(Supplied records Opens)

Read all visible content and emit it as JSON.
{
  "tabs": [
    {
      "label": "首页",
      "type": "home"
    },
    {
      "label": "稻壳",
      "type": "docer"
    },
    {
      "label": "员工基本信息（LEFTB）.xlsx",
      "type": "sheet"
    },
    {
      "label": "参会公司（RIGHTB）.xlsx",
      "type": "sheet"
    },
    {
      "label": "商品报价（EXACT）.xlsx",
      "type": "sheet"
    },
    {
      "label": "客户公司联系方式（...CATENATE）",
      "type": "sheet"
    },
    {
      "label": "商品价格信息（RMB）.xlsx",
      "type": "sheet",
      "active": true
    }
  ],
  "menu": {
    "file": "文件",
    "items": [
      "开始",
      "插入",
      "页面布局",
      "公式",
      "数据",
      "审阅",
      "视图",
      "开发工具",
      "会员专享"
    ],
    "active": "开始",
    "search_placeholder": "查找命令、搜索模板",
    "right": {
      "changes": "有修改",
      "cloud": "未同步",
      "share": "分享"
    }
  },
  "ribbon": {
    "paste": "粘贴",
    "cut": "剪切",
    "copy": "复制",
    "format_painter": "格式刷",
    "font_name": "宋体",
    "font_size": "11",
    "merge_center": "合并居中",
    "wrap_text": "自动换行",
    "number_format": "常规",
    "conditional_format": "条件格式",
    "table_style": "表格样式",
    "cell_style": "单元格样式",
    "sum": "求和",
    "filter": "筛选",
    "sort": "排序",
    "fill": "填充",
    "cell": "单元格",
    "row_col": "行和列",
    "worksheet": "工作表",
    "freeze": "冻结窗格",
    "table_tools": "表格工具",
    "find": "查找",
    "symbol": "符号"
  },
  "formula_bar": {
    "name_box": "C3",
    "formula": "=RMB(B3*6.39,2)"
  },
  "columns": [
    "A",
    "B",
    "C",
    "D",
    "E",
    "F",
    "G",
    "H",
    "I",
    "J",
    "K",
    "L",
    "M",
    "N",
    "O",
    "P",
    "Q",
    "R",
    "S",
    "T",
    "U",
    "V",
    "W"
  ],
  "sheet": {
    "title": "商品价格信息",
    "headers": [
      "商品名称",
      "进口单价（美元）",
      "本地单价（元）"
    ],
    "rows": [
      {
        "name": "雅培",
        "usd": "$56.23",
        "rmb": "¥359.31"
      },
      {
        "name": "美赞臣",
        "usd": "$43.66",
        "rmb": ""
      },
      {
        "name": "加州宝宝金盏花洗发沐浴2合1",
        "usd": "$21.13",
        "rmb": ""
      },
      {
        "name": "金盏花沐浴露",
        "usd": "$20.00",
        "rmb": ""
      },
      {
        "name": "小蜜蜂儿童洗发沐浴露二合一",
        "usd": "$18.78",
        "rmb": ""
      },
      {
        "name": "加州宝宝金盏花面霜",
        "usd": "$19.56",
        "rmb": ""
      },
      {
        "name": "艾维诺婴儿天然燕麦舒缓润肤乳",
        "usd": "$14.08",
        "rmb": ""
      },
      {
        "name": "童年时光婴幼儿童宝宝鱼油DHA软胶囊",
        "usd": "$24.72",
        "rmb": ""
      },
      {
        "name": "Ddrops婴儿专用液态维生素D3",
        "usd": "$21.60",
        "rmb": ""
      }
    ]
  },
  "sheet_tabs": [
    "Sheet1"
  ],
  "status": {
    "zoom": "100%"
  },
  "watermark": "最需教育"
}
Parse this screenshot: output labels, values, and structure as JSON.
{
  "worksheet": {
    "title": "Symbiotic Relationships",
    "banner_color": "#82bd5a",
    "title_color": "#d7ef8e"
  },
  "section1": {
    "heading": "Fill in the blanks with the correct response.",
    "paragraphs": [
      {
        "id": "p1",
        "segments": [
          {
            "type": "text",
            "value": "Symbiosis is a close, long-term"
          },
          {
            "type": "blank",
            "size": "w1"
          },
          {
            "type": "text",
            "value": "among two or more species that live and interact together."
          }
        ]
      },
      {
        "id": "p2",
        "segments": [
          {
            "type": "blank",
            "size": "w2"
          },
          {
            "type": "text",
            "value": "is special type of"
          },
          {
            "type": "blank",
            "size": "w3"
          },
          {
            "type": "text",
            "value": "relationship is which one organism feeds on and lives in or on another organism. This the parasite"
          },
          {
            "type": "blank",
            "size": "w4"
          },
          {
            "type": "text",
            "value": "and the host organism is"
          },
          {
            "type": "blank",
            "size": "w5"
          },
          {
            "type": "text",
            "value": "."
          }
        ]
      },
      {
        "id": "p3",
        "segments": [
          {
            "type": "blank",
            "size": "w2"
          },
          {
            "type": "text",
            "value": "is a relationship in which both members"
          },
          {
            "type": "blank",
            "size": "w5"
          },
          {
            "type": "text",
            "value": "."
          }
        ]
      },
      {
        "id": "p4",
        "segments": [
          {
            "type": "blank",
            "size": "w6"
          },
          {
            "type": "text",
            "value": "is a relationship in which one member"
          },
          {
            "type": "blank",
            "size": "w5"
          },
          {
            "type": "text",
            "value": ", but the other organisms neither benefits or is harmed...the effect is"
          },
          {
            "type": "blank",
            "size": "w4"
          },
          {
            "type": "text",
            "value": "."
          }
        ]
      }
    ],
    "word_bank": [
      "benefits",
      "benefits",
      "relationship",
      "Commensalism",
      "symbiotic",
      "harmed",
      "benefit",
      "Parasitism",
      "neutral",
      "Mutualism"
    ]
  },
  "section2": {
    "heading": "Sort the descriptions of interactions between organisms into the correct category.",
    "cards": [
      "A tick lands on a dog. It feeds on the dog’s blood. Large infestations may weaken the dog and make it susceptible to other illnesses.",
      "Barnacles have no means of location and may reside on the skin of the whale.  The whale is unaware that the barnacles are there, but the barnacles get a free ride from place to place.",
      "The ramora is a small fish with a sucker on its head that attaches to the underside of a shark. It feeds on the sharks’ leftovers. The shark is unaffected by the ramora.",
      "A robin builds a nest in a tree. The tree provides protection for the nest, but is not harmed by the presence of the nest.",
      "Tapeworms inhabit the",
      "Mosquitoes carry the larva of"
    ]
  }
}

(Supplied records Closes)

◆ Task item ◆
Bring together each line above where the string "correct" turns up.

◆ Written solution ◆
    "heading": "Fill in the blanks with the correct response.",
    "heading": "Sort the descriptions of interactions between organisms into the correct category.",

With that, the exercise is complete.